◆ What needs to be done
Each of the entries should be retyped precisely as it appears.

(Stored entries)
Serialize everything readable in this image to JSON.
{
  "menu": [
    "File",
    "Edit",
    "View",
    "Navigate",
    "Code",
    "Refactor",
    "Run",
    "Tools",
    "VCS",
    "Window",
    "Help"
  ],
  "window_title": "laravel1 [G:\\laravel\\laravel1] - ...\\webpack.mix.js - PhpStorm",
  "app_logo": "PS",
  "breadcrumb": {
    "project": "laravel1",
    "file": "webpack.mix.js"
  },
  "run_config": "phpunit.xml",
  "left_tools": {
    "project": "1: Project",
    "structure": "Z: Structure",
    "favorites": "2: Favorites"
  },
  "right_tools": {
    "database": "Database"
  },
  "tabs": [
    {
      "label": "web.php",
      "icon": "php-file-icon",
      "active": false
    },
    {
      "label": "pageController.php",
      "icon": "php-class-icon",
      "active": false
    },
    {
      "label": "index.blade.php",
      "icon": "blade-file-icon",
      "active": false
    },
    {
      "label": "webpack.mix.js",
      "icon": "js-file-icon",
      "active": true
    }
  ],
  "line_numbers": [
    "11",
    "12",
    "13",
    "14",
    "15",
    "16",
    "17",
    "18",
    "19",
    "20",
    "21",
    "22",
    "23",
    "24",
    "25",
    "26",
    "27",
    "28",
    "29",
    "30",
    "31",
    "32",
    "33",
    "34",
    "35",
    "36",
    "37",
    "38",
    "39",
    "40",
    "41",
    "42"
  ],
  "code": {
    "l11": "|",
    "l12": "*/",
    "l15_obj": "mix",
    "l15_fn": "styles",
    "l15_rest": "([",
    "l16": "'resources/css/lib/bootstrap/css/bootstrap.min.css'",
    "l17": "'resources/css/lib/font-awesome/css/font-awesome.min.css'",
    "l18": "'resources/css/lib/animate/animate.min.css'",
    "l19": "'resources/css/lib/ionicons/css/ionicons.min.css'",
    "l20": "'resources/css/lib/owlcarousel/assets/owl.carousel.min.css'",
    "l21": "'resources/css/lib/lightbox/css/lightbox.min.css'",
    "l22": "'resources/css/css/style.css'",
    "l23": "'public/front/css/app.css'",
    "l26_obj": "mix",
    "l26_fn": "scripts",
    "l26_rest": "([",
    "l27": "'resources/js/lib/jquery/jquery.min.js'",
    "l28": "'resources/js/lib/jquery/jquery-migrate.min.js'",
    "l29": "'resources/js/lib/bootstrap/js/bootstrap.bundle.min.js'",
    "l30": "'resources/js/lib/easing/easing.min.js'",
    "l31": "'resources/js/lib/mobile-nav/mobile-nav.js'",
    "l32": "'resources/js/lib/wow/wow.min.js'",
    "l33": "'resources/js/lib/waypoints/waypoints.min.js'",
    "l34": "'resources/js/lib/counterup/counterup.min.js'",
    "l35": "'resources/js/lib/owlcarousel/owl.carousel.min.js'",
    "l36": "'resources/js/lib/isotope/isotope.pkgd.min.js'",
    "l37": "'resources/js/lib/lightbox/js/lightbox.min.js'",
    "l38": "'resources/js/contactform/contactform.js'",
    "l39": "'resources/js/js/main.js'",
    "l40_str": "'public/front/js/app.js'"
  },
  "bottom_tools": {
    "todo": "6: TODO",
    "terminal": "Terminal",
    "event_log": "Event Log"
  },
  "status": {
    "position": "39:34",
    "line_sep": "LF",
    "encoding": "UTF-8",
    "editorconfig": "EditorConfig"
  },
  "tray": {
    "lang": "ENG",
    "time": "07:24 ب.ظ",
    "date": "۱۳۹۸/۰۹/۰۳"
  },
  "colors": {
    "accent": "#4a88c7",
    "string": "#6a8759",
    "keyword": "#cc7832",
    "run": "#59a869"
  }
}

◆ Task solution
Serialize everything readable in this image to JSON.
{
  "menu": [
    "File",
    "Edit",
    "View",
    "Navigate",
    "Code",
    "Refactor",
    "Run",
    "Tools",
    "VCS",
    "Window",
    "Help"
  ],
  "window_title": "laravel1 [G:\\laravel\\laravel1] - ...\\webpack.mix.js - PhpStorm",
  "app_logo": "PS",
  "breadcrumb": {
    "project": "laravel1",
    "file": "webpack.mix.js"
  },
  "run_config": "phpunit.xml",
  "left_tools": {
    "project": "1: Project",
    "structure": "Z: Structure",
    "favorites": "2: Favorites"
  },
  "right_tools": {
    "database": "Database"
  },
  "tabs": [
    {
      "label": "web.php",
      "icon": "php-file-icon",
      "active": false
    },
    {
      "label": "pageController.php",
      "icon": "php-class-icon",
      "active": false
    },
    {
      "label": "index.blade.php",
      "icon": "blade-file-icon",
      "active": false
    },
    {
      "label": "webpack.mix.js",
      "icon": "js-file-icon",
      "active": true
    }
  ],
  "line_numbers": [
    "11",
    "12",
    "13",
    "14",
    "15",
    "16",
    "17",
    "18",
    "19",
    "20",
    "21",
    "22",
    "23",
    "24",
    "25",
    "26",
    "27",
    "28",
    "29",
    "30",
    "31",
    "32",
    "33",
    "34",
    "35",
    "36",
    "37",
    "38",
    "39",
    "40",
    "41",
    "42"
  ],
  "code": {
    "l11": "|",
    "l12": "*/",
    "l15_obj": "mix",
    "l15_fn": "styles",
    "l15_rest": "([",
    "l16": "'resources/css/lib/bootstrap/css/bootstrap.min.css'",
    "l17": "'resources/css/lib/font-awesome/css/font-awesome.min.css'",
    "l18": "'resources/css/lib/animate/animate.min.css'",
    "l19": "'resources/css/lib/ionicons/css/ionicons.min.css'",
    "l20": "'resources/css/lib/owlcarousel/assets/owl.carousel.min.css'",
    "l21": "'resources/css/lib/lightbox/css/lightbox.min.css'",
    "l22": "'resources/css/css/style.css'",
    "l23": "'public/front/css/app.css'",
    "l26_obj": "mix",
    "l26_fn": "scripts",
    "l26_rest": "([",
    "l27": "'resources/js/lib/jquery/jquery.min.js'",
    "l28": "'resources/js/lib/jquery/jquery-migrate.min.js'",
    "l29": "'resources/js/lib/bootstrap/js/bootstrap.bundle.min.js'",
    "l30": "'resources/js/lib/easing/easing.min.js'",
    "l31": "'resources/js/lib/mobile-nav/mobile-nav.js'",
    "l32": "'resources/js/lib/wow/wow.min.js'",
    "l33": "'resources/js/lib/waypoints/waypoints.min.js'",
    "l34": "'resources/js/lib/counterup/counterup.min.js'",
    "l35": "'resources/js/lib/owlcarousel/owl.carousel.min.js'",
    "l36": "'resources/js/lib/isotope/isotope.pkgd.min.js'",
    "l37": "'resources/js/lib/lightbox/js/lightbox.min.js'",
    "l38": "'resources/js/contactform/contactform.js'",
    "l39": "'resources/js/js/main.js'",
    "l40_str": "'public/front/js/app.js'"
  },
  "bottom_tools": {
    "todo": "6: TODO",
    "terminal": "Terminal",
    "event_log": "Event Log"
  },
  "status": {
    "position": "39:34",
    "line_sep": "LF",
    "encoding": "UTF-8",
    "editorconfig": "EditorConfig"
  },
  "tray": {
    "lang": "ENG",
    "time": "07:24 ب.ظ",
    "date": "۱۳۹۸/۰۹/۰۳"
  },
  "colors": {
    "accent": "#4a88c7",
    "string": "#6a8759",
    "keyword": "#cc7832",
    "run": "#59a869"
  }
}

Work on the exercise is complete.